## Task instructions
Which of the lines in the data mention the string "name"? List them all.

## Materials provided
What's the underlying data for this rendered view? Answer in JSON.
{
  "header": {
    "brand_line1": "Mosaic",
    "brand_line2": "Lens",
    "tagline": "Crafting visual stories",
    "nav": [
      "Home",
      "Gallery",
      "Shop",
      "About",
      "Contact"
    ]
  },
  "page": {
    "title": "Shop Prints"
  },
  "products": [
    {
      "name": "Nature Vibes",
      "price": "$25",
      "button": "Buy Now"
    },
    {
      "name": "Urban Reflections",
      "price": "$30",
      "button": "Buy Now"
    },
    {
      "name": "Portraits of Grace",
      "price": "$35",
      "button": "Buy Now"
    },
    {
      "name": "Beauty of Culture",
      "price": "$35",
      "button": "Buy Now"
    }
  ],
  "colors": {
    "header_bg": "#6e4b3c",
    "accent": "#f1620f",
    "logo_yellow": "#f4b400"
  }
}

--

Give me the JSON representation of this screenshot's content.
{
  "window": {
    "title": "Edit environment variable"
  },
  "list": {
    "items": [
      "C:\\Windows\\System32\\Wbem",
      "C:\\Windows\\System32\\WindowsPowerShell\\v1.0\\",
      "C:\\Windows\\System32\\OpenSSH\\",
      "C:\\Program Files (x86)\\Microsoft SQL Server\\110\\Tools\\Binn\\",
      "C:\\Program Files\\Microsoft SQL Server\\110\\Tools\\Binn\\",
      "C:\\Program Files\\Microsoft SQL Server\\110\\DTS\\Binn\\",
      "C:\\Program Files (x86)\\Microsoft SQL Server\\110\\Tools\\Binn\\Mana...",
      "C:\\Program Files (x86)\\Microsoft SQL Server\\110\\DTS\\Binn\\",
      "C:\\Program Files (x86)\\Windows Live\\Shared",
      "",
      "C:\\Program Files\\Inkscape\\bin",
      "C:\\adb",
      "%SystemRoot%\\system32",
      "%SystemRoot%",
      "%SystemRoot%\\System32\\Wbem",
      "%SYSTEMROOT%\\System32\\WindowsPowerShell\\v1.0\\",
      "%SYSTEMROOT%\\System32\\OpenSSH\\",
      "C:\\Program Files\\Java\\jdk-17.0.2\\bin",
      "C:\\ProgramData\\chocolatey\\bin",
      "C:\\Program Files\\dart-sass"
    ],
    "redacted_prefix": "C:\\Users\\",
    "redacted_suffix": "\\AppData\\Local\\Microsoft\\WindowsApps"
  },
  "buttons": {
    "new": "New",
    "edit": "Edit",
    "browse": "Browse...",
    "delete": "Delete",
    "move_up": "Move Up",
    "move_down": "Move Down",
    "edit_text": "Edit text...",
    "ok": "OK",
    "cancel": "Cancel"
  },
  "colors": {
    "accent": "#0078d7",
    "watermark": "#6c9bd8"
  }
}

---

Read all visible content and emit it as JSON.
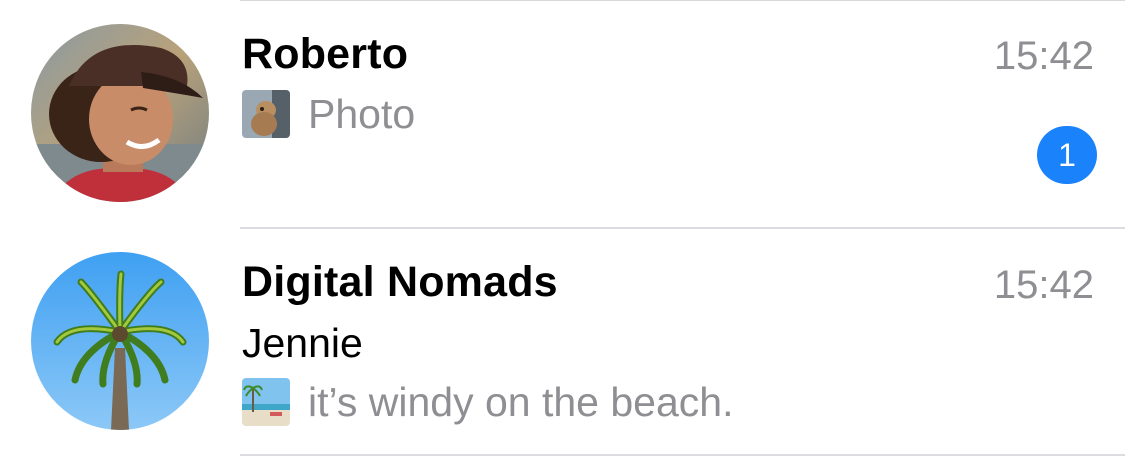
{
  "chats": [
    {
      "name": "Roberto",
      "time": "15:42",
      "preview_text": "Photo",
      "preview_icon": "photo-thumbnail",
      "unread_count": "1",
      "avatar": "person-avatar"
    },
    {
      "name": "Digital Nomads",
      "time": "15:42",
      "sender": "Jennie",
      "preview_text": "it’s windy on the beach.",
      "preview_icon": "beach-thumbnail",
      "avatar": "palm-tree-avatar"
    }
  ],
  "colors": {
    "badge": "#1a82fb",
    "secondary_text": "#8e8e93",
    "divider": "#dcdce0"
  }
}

## Response to the exercise
      "name": "Nature Vibes",
      "name": "Urban Reflections",
      "name": "Portraits of Grace",
      "name": "Beauty of Culture",
      "name": "Roberto",
      "name": "Digital Nomads",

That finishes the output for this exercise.